→ **Exercise aim**
Your reply should be only the number of lines in the records that contain the word "first".

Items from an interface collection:
****************************************

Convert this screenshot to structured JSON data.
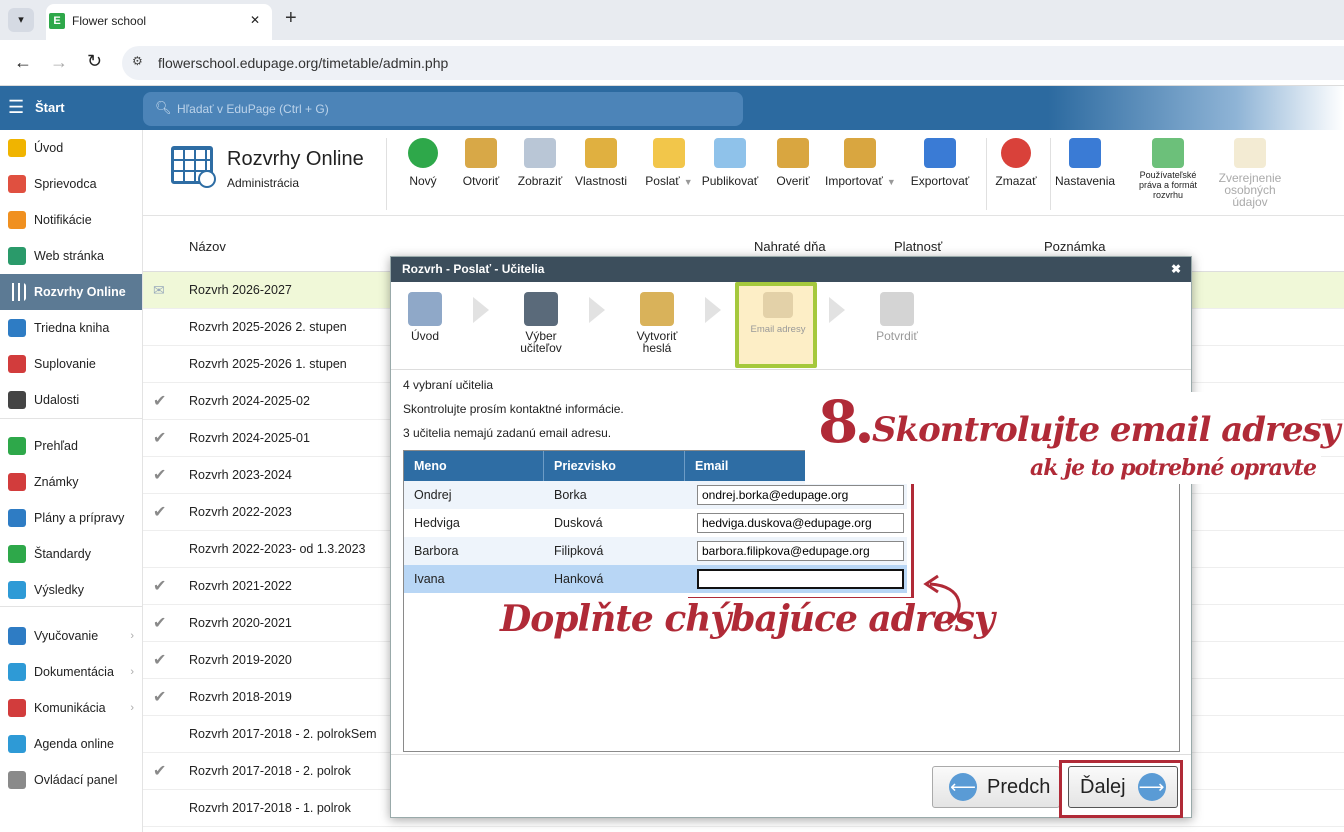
{
  "browser": {
    "tab_title": "Flower school",
    "url": "flowerschool.edupage.org/timetable/admin.php",
    "new_tab": "+",
    "close_tab": "✕"
  },
  "header": {
    "menu_label": "Štart",
    "search_placeholder": "Hľadať v EduPage (Ctrl + G)"
  },
  "sidebar": {
    "items": [
      {
        "label": "Úvod",
        "color": "#f0b400"
      },
      {
        "label": "Sprievodca",
        "color": "#e05040"
      },
      {
        "label": "Notifikácie",
        "color": "#f09020"
      },
      {
        "label": "Web stránka",
        "color": "#2a9a6a"
      },
      {
        "label": "Rozvrhy Online",
        "color": "#ffffff"
      },
      {
        "label": "Triedna kniha",
        "color": "#2e7cc4"
      },
      {
        "label": "Suplovanie",
        "color": "#d23c3c"
      },
      {
        "label": "Udalosti",
        "color": "#444444"
      },
      {
        "label": "Prehľad",
        "color": "#2ea84a"
      },
      {
        "label": "Známky",
        "color": "#d23c3c"
      },
      {
        "label": "Plány a prípravy",
        "color": "#2e7cc4"
      },
      {
        "label": "Štandardy",
        "color": "#2ea84a"
      },
      {
        "label": "Výsledky",
        "color": "#2e9ad6"
      },
      {
        "label": "Vyučovanie",
        "color": "#2e7cc4"
      },
      {
        "label": "Dokumentácia",
        "color": "#2e9ad6"
      },
      {
        "label": "Komunikácia",
        "color": "#d23c3c"
      },
      {
        "label": "Agenda online",
        "color": "#2e9ad6"
      },
      {
        "label": "Ovládací panel",
        "color": "#8a8a8a"
      }
    ]
  },
  "module": {
    "title": "Rozvrhy Online",
    "subtitle": "Administrácia"
  },
  "toolbar": {
    "items": [
      "Nový",
      "Otvoriť",
      "Zobraziť",
      "Vlastnosti",
      "Poslať",
      "Publikovať",
      "Overiť",
      "Importovať",
      "Exportovať",
      "Zmazať",
      "Nastavenia",
      "Používateľské práva a formát rozvrhu",
      "Zverejnenie osobných údajov"
    ],
    "dropdown_mark": "▼"
  },
  "table": {
    "headers": [
      "Názov",
      "Nahraté dňa",
      "Platnosť",
      "Poznámka"
    ],
    "rows": [
      "Rozvrh 2026-2027",
      "Rozvrh 2025-2026 2. stupen",
      "Rozvrh 2025-2026 1. stupen",
      "Rozvrh 2024-2025-02",
      "Rozvrh 2024-2025-01",
      "Rozvrh 2023-2024",
      "Rozvrh 2022-2023",
      "Rozvrh 2022-2023- od 1.3.2023",
      "Rozvrh 2021-2022",
      "Rozvrh 2020-2021",
      "Rozvrh 2019-2020",
      "Rozvrh 2018-2019",
      "Rozvrh 2017-2018 - 2. polrokSem",
      "Rozvrh 2017-2018 - 2. polrok",
      "Rozvrh 2017-2018 - 1. polrok"
    ],
    "check_mark": "✔"
  },
  "dialog": {
    "title": "Rozvrh - Poslať - Učitelia",
    "close": "✖",
    "steps": [
      "Úvod",
      "Výber učiteľov",
      "Vytvoriť heslá",
      "Email adresy",
      "Potvrdiť"
    ],
    "info1": "4 vybraní učitelia",
    "info2": "Skontrolujte prosím kontaktné informácie.",
    "info3": "3 učitelia nemajú zadanú email adresu.",
    "columns": [
      "Meno",
      "Priezvisko",
      "Email"
    ],
    "teachers": [
      {
        "first": "Ondrej",
        "last": "Borka",
        "email": "ondrej.borka@edupage.org"
      },
      {
        "first": "Hedviga",
        "last": "Dusková",
        "email": "hedviga.duskova@edupage.org"
      },
      {
        "first": "Barbora",
        "last": "Filipková",
        "email": "barbora.filipkova@edupage.org"
      },
      {
        "first": "Ivana",
        "last": "Hanková",
        "email": ""
      }
    ],
    "prev_label": "Predch",
    "next_label": "Ďalej",
    "prev_arrow": "⟵",
    "next_arrow": "⟶"
  },
  "annotations": {
    "step_number": "8.",
    "title": "Skontrolujte email adresy",
    "subtitle": "ak je to potrebné opravte",
    "fill": "Doplňte chýbajúce adresy",
    "accent": "#b02a37",
    "highlight": "#a5c83c"
  }
}
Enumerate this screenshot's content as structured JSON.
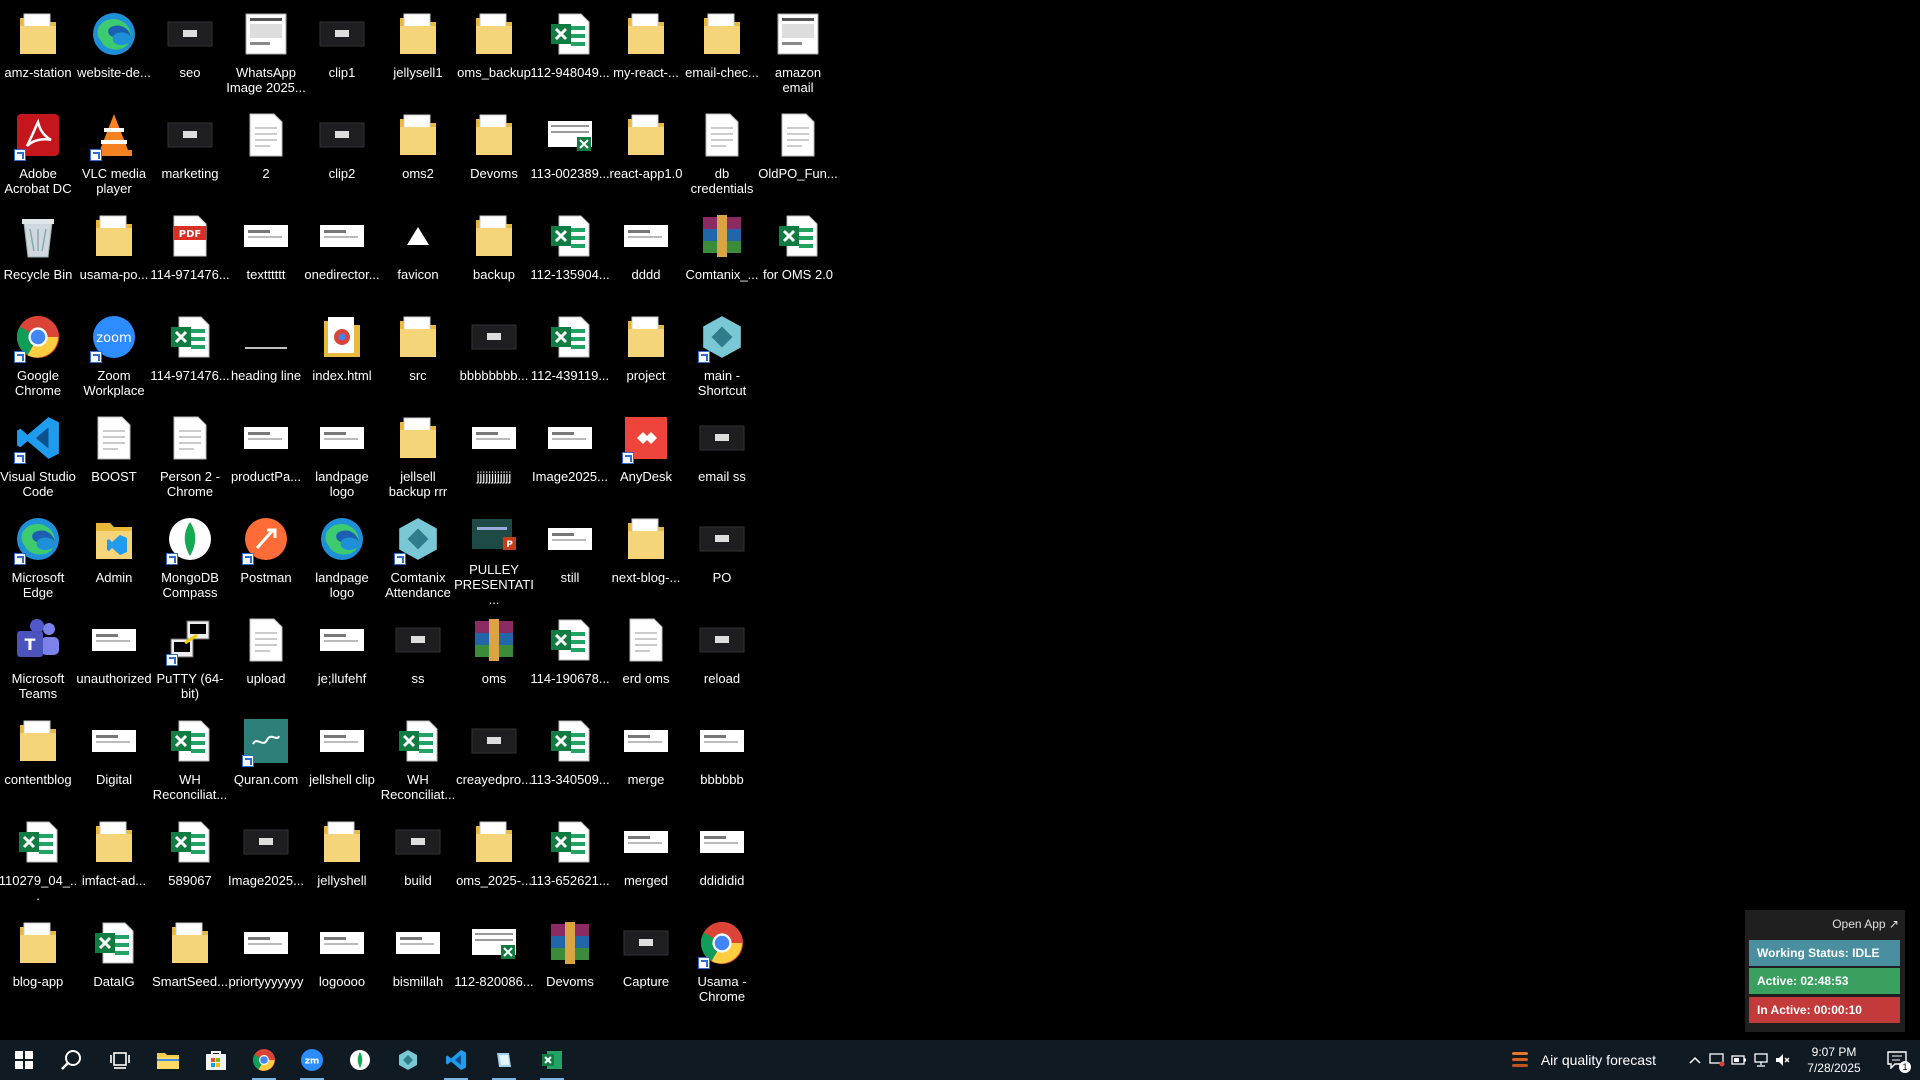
{
  "desktop_icons": [
    {
      "label": "amz-station",
      "icon": "folder",
      "c": 0,
      "r": 0
    },
    {
      "label": "website-de...",
      "icon": "edge",
      "c": 1,
      "r": 0
    },
    {
      "label": "seo",
      "icon": "image-dark",
      "c": 2,
      "r": 0
    },
    {
      "label": "WhatsApp Image 2025...",
      "icon": "doc-image",
      "c": 3,
      "r": 0
    },
    {
      "label": "clip1",
      "icon": "image-dark",
      "c": 4,
      "r": 0
    },
    {
      "label": "jellysell1",
      "icon": "folder",
      "c": 5,
      "r": 0
    },
    {
      "label": "oms_backup",
      "icon": "folder",
      "c": 6,
      "r": 0
    },
    {
      "label": "112-948049...",
      "icon": "excel",
      "c": 7,
      "r": 0
    },
    {
      "label": "my-react-...",
      "icon": "folder",
      "c": 8,
      "r": 0
    },
    {
      "label": "email-chec...",
      "icon": "folder",
      "c": 9,
      "r": 0
    },
    {
      "label": "amazon email",
      "icon": "doc-image",
      "c": 10,
      "r": 0
    },
    {
      "label": "Adobe Acrobat DC",
      "icon": "acrobat",
      "c": 0,
      "r": 1,
      "shortcut": true
    },
    {
      "label": "VLC media player",
      "icon": "vlc",
      "c": 1,
      "r": 1,
      "shortcut": true
    },
    {
      "label": "marketing",
      "icon": "image-dark",
      "c": 2,
      "r": 1
    },
    {
      "label": "2",
      "icon": "document",
      "c": 3,
      "r": 1
    },
    {
      "label": "clip2",
      "icon": "image-dark",
      "c": 4,
      "r": 1
    },
    {
      "label": "oms2",
      "icon": "folder",
      "c": 5,
      "r": 1
    },
    {
      "label": "Devoms",
      "icon": "folder",
      "c": 6,
      "r": 1
    },
    {
      "label": "113-002389...",
      "icon": "excel-image",
      "c": 7,
      "r": 1
    },
    {
      "label": "react-app1.0",
      "icon": "folder",
      "c": 8,
      "r": 1
    },
    {
      "label": "db credentials",
      "icon": "document",
      "c": 9,
      "r": 1
    },
    {
      "label": "OldPO_Fun...",
      "icon": "document",
      "c": 10,
      "r": 1
    },
    {
      "label": "Recycle Bin",
      "icon": "recycle",
      "c": 0,
      "r": 2
    },
    {
      "label": "usama-po...",
      "icon": "folder",
      "c": 1,
      "r": 2
    },
    {
      "label": "114-971476...",
      "icon": "pdf",
      "c": 2,
      "r": 2
    },
    {
      "label": "textttttt",
      "icon": "image-white",
      "c": 3,
      "r": 2
    },
    {
      "label": "onedirector...",
      "icon": "image-white",
      "c": 4,
      "r": 2
    },
    {
      "label": "favicon",
      "icon": "triangle",
      "c": 5,
      "r": 2
    },
    {
      "label": "backup",
      "icon": "folder",
      "c": 6,
      "r": 2
    },
    {
      "label": "112-135904...",
      "icon": "excel",
      "c": 7,
      "r": 2
    },
    {
      "label": "dddd",
      "icon": "image-white",
      "c": 8,
      "r": 2
    },
    {
      "label": "Comtanix_...",
      "icon": "winrar",
      "c": 9,
      "r": 2
    },
    {
      "label": "for OMS 2.0",
      "icon": "excel",
      "c": 10,
      "r": 2
    },
    {
      "label": "Google Chrome",
      "icon": "chrome",
      "c": 0,
      "r": 3,
      "shortcut": true
    },
    {
      "label": "Zoom Workplace",
      "icon": "zoom",
      "c": 1,
      "r": 3,
      "shortcut": true
    },
    {
      "label": "114-971476...",
      "icon": "excel",
      "c": 2,
      "r": 3
    },
    {
      "label": "heading line",
      "icon": "line",
      "c": 3,
      "r": 3
    },
    {
      "label": "index.html",
      "icon": "chrome-doc",
      "c": 4,
      "r": 3
    },
    {
      "label": "src",
      "icon": "folder",
      "c": 5,
      "r": 3
    },
    {
      "label": "bbbbbbbb...",
      "icon": "image-dark",
      "c": 6,
      "r": 3
    },
    {
      "label": "112-439119...",
      "icon": "excel",
      "c": 7,
      "r": 3
    },
    {
      "label": "project",
      "icon": "folder",
      "c": 8,
      "r": 3
    },
    {
      "label": "main - Shortcut",
      "icon": "comtanix",
      "c": 9,
      "r": 3,
      "shortcut": true
    },
    {
      "label": "Visual Studio Code",
      "icon": "vscode",
      "c": 0,
      "r": 4,
      "shortcut": true
    },
    {
      "label": "BOOST",
      "icon": "document",
      "c": 1,
      "r": 4
    },
    {
      "label": "Person 2 - Chrome",
      "icon": "document",
      "c": 2,
      "r": 4
    },
    {
      "label": "productPa...",
      "icon": "image-white",
      "c": 3,
      "r": 4
    },
    {
      "label": "landpage logo",
      "icon": "image-white",
      "c": 4,
      "r": 4
    },
    {
      "label": "jellsell backup rrr",
      "icon": "folder",
      "c": 5,
      "r": 4
    },
    {
      "label": "jjjjjjjjjjjj",
      "icon": "image-white",
      "c": 6,
      "r": 4
    },
    {
      "label": "Image2025...",
      "icon": "image-white",
      "c": 7,
      "r": 4
    },
    {
      "label": "AnyDesk",
      "icon": "anydesk",
      "c": 8,
      "r": 4,
      "shortcut": true
    },
    {
      "label": "email ss",
      "icon": "image-dark",
      "c": 9,
      "r": 4
    },
    {
      "label": "Microsoft Edge",
      "icon": "edge",
      "c": 0,
      "r": 5,
      "shortcut": true
    },
    {
      "label": "Admin",
      "icon": "folder-vs",
      "c": 1,
      "r": 5
    },
    {
      "label": "MongoDB Compass",
      "icon": "mongodb",
      "c": 2,
      "r": 5,
      "shortcut": true
    },
    {
      "label": "Postman",
      "icon": "postman",
      "c": 3,
      "r": 5,
      "shortcut": true
    },
    {
      "label": "landpage logo",
      "icon": "edge",
      "c": 4,
      "r": 5
    },
    {
      "label": "Comtanix Attendance",
      "icon": "comtanix",
      "c": 5,
      "r": 5,
      "shortcut": true
    },
    {
      "label": "PULLEY PRESENTATI...",
      "icon": "ppt",
      "c": 6,
      "r": 5
    },
    {
      "label": "still",
      "icon": "image-white",
      "c": 7,
      "r": 5
    },
    {
      "label": "next-blog-...",
      "icon": "folder",
      "c": 8,
      "r": 5
    },
    {
      "label": "PO",
      "icon": "image-dark",
      "c": 9,
      "r": 5
    },
    {
      "label": "Microsoft Teams",
      "icon": "teams",
      "c": 0,
      "r": 6
    },
    {
      "label": "unauthorized",
      "icon": "image-white",
      "c": 1,
      "r": 6
    },
    {
      "label": "PuTTY (64-bit)",
      "icon": "putty",
      "c": 2,
      "r": 6,
      "shortcut": true
    },
    {
      "label": "upload",
      "icon": "document",
      "c": 3,
      "r": 6
    },
    {
      "label": "je;llufehf",
      "icon": "image-white",
      "c": 4,
      "r": 6
    },
    {
      "label": "ss",
      "icon": "image-dark",
      "c": 5,
      "r": 6
    },
    {
      "label": "oms",
      "icon": "winrar",
      "c": 6,
      "r": 6
    },
    {
      "label": "114-190678...",
      "icon": "excel",
      "c": 7,
      "r": 6
    },
    {
      "label": "erd oms",
      "icon": "document",
      "c": 8,
      "r": 6
    },
    {
      "label": "reload",
      "icon": "image-dark",
      "c": 9,
      "r": 6
    },
    {
      "label": "contentblog",
      "icon": "folder",
      "c": 0,
      "r": 7
    },
    {
      "label": "Digital",
      "icon": "image-white",
      "c": 1,
      "r": 7
    },
    {
      "label": "WH Reconciliat...",
      "icon": "excel",
      "c": 2,
      "r": 7
    },
    {
      "label": "Quran.com",
      "icon": "quran",
      "c": 3,
      "r": 7,
      "shortcut": true
    },
    {
      "label": "jellshell clip",
      "icon": "image-white",
      "c": 4,
      "r": 7
    },
    {
      "label": "WH Reconciliat...",
      "icon": "excel",
      "c": 5,
      "r": 7
    },
    {
      "label": "creayedpro...",
      "icon": "image-dark",
      "c": 6,
      "r": 7
    },
    {
      "label": "113-340509...",
      "icon": "excel",
      "c": 7,
      "r": 7
    },
    {
      "label": "merge",
      "icon": "image-white",
      "c": 8,
      "r": 7
    },
    {
      "label": "bbbbbb",
      "icon": "image-white",
      "c": 9,
      "r": 7
    },
    {
      "label": "110279_04_...",
      "icon": "excel",
      "c": 0,
      "r": 8
    },
    {
      "label": "imfact-ad...",
      "icon": "folder",
      "c": 1,
      "r": 8
    },
    {
      "label": "589067",
      "icon": "excel",
      "c": 2,
      "r": 8
    },
    {
      "label": "Image2025...",
      "icon": "image-dark",
      "c": 3,
      "r": 8
    },
    {
      "label": "jellyshell",
      "icon": "folder",
      "c": 4,
      "r": 8
    },
    {
      "label": "build",
      "icon": "image-dark",
      "c": 5,
      "r": 8
    },
    {
      "label": "oms_2025-...",
      "icon": "folder",
      "c": 6,
      "r": 8
    },
    {
      "label": "113-652621...",
      "icon": "excel",
      "c": 7,
      "r": 8
    },
    {
      "label": "merged",
      "icon": "image-white",
      "c": 8,
      "r": 8
    },
    {
      "label": "ddididid",
      "icon": "image-white",
      "c": 9,
      "r": 8
    },
    {
      "label": "blog-app",
      "icon": "folder",
      "c": 0,
      "r": 9
    },
    {
      "label": "DataIG",
      "icon": "excel",
      "c": 1,
      "r": 9
    },
    {
      "label": "SmartSeed...",
      "icon": "folder",
      "c": 2,
      "r": 9
    },
    {
      "label": "priortyyyyyyy",
      "icon": "image-white",
      "c": 3,
      "r": 9
    },
    {
      "label": "logoooo",
      "icon": "image-white",
      "c": 4,
      "r": 9
    },
    {
      "label": "bismillah",
      "icon": "image-white",
      "c": 5,
      "r": 9
    },
    {
      "label": "112-820086...",
      "icon": "excel-image",
      "c": 6,
      "r": 9
    },
    {
      "label": "Devoms",
      "icon": "winrar",
      "c": 7,
      "r": 9
    },
    {
      "label": "Capture",
      "icon": "image-dark",
      "c": 8,
      "r": 9
    },
    {
      "label": "Usama - Chrome",
      "icon": "chrome",
      "c": 9,
      "r": 9,
      "shortcut": true
    }
  ],
  "tracker": {
    "open_app": "Open App ↗",
    "working_status": "Working Status: IDLE",
    "active": "Active: 02:48:53",
    "inactive": "In Active: 00:00:10",
    "colors": {
      "status": "#4a8fa0",
      "active": "#3aa060",
      "inactive": "#c23a3a"
    }
  },
  "taskbar": {
    "apps": [
      "start-icon",
      "search-icon",
      "task-view-icon",
      "file-explorer-icon",
      "store-icon",
      "chrome-icon",
      "zoom-icon",
      "mongodb-icon",
      "comtanix-icon",
      "vscode-icon",
      "snipping-icon",
      "excel-icon"
    ],
    "weather_text": "Air quality forecast",
    "time": "9:07 PM",
    "date": "7/28/2025",
    "notification_count": "1"
  }
}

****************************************

→ **Worked solution**
4